Wednesday, March 22, 2006

What's Happening on the Larger Time Frame: Does It Matter?

A reader recently made the valuable point that, in addition to looking at such key aspects of the market as volatility, momentum, trend, and sentiment, it is necessary to look across different time frames. That raises an interesting question: Do time frames matter? If we see a historical pattern on one time frame, does what's happening on the larger time frame make a difference?

To address this issue, I looked at yesterday's market, in which SPY was down -.63%. Going back to March, 2003 (N = 765), I found 95 occurrences in which SPY was down between half a percent and a full percent. The next two days in SPY averaged a gain of .20% (55 up, 40 down), stronger than the average two-day gain in the SPY sample of .12%.

I then divided the same down day sample of SPY into two categories based on time frame performance. One group was down between half and a full percent and was making a five-day closing low (just like yesterday; N = 46). The other group was down by the same amount but not making a five-day closing low (N = 49).

When the down day in SPY was making a five-day low, the next two days in SPY averaged a gain of .40% (29 up, 17 down). When the down day in SPY was not making a five-day low, the next two days in SPY averaged a flat performance (26 up, 23 down). Thus, the bullish implications of a down SPY day are entirely attributable to the fact that they're five-day lows. The larger time frame matters quite a bit.

This is a moderately bullish consideration for today, especially if early action fails to take the averages below yesterday's lows. Hats off to the reader for an excellent observation.

2 comments:

John Wheatcroft said...

On a single-stock basis how is sentiment measured? I always felt that the sentiment towards any given issue is implied in the price and reflected in the volatility.

Brett Steenbarger, Ph.D. said...

Hi,

Volatility is different from sentiment, in that you can have volatile bullish or bearish periods. Sentiment can be assessed through put/call ratios, of course, but also by the ratio of volume traded at the bid vs. at the offer.

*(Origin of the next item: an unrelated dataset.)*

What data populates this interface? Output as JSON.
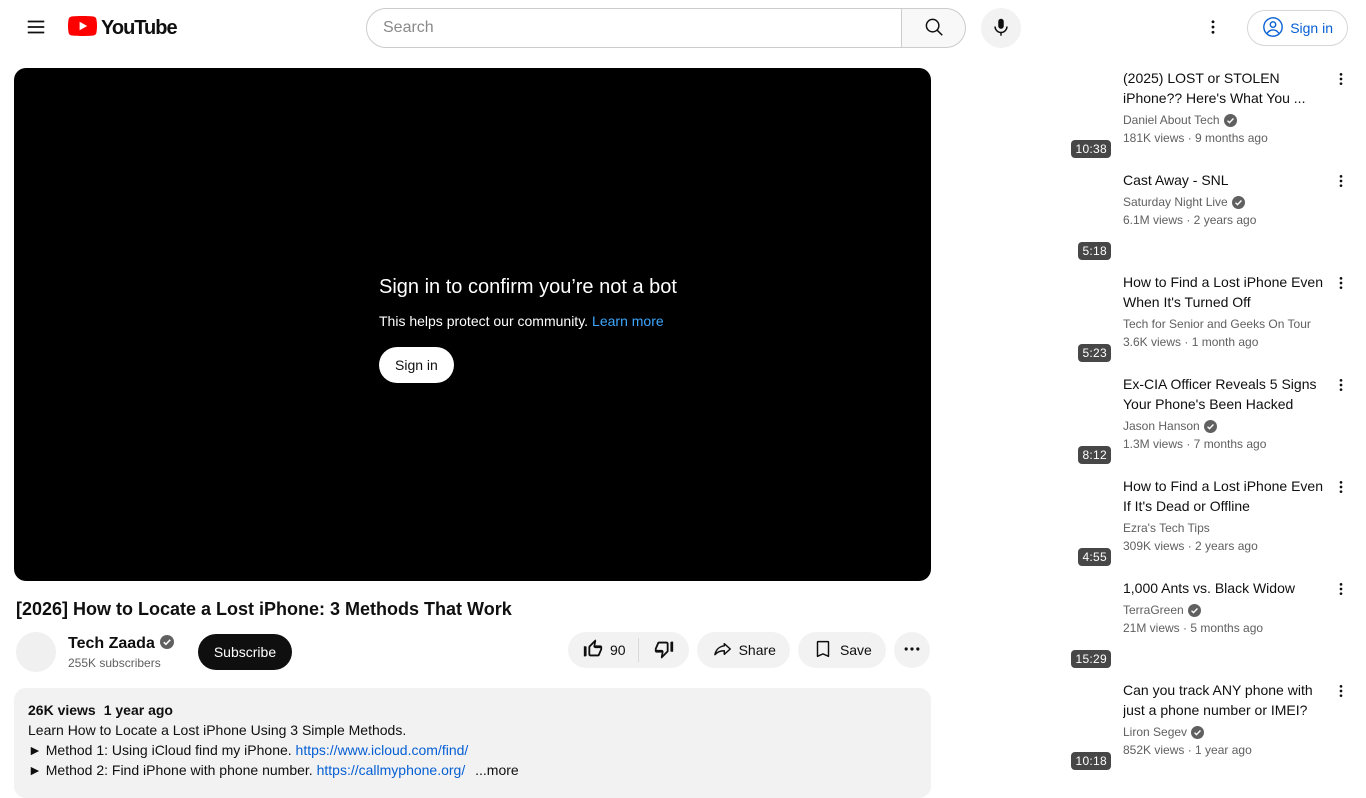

I use the Market Delta program for the latter measurement. There are also ways of creating TICK measures for individual stocks just like the NYSE TICK. NeoTicker is an excellent program for that purpose.

Brett